WHAT TO PRODUCE
All the entries, exactly as they read, must be written out again.

[Items from a data source]
....
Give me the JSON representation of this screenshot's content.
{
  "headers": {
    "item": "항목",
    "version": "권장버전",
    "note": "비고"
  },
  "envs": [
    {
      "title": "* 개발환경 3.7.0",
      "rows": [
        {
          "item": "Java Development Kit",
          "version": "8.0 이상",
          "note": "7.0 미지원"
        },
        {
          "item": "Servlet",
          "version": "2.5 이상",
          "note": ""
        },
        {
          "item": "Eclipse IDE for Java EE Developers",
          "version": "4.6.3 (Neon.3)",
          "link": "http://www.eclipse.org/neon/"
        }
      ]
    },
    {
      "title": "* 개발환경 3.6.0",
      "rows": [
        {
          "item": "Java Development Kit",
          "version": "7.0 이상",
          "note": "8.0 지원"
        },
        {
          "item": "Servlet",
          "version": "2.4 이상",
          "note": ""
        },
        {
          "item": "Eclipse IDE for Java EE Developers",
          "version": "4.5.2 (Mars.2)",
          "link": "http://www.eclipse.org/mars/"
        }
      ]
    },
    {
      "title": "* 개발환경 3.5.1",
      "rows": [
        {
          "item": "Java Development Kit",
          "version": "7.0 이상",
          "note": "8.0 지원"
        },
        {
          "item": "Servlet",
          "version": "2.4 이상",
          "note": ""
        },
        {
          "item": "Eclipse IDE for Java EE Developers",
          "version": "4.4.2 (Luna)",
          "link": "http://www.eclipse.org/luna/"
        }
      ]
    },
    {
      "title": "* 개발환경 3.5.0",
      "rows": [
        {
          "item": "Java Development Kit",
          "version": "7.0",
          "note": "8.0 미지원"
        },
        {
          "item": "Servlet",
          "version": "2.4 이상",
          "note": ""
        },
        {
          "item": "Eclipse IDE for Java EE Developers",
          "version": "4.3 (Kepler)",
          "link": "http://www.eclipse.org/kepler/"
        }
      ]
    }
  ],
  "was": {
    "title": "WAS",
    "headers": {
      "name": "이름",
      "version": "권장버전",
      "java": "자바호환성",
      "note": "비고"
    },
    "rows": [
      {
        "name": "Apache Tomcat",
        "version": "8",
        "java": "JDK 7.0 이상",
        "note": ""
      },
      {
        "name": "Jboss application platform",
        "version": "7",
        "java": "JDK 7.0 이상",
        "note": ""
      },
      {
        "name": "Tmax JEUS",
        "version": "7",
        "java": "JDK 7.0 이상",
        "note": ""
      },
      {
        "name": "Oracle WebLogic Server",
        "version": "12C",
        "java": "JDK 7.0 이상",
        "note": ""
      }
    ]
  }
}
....
TASK RESPONSE
Give me the JSON representation of this screenshot's content.
{
  "headers": {
    "item": "항목",
    "version": "권장버전",
    "note": "비고"
  },
  "envs": [
    {
      "title": "* 개발환경 3.7.0",
      "rows": [
        {
          "item": "Java Development Kit",
          "version": "8.0 이상",
          "note": "7.0 미지원"
        },
        {
          "item": "Servlet",
          "version": "2.5 이상",
          "note": ""
        },
        {
          "item": "Eclipse IDE for Java EE Developers",
          "version": "4.6.3 (Neon.3)",
          "link": "http://www.eclipse.org/neon/"
        }
      ]
    },
    {
      "title": "* 개발환경 3.6.0",
      "rows": [
        {
          "item": "Java Development Kit",
          "version": "7.0 이상",
          "note": "8.0 지원"
        },
        {
          "item": "Servlet",
          "version": "2.4 이상",
          "note": ""
        },
        {
          "item": "Eclipse IDE for Java EE Developers",
          "version": "4.5.2 (Mars.2)",
          "link": "http://www.eclipse.org/mars/"
        }
      ]
    },
    {
      "title": "* 개발환경 3.5.1",
      "rows": [
        {
          "item": "Java Development Kit",
          "version": "7.0 이상",
          "note": "8.0 지원"
        },
        {
          "item": "Servlet",
          "version": "2.4 이상",
          "note": ""
        },
        {
          "item": "Eclipse IDE for Java EE Developers",
          "version": "4.4.2 (Luna)",
          "link": "http://www.eclipse.org/luna/"
        }
      ]
    },
    {
      "title": "* 개발환경 3.5.0",
      "rows": [
        {
          "item": "Java Development Kit",
          "version": "7.0",
          "note": "8.0 미지원"
        },
        {
          "item": "Servlet",
          "version": "2.4 이상",
          "note": ""
        },
        {
          "item": "Eclipse IDE for Java EE Developers",
          "version": "4.3 (Kepler)",
          "link": "http://www.eclipse.org/kepler/"
        }
      ]
    }
  ],
  "was": {
    "title": "WAS",
    "headers": {
      "name": "이름",
      "version": "권장버전",
      "java": "자바호환성",
      "note": "비고"
    },
    "rows": [
      {
        "name": "Apache Tomcat",
        "version": "8",
        "java": "JDK 7.0 이상",
        "note": ""
      },
      {
        "name": "Jboss application platform",
        "version": "7",
        "java": "JDK 7.0 이상",
        "note": ""
      },
      {
        "name": "Tmax JEUS",
        "version": "7",
        "java": "JDK 7.0 이상",
        "note": ""
      },
      {
        "name": "Oracle WebLogic Server",
        "version": "12C",
        "java": "JDK 7.0 이상",
        "note": ""
      }
    ]
  }
}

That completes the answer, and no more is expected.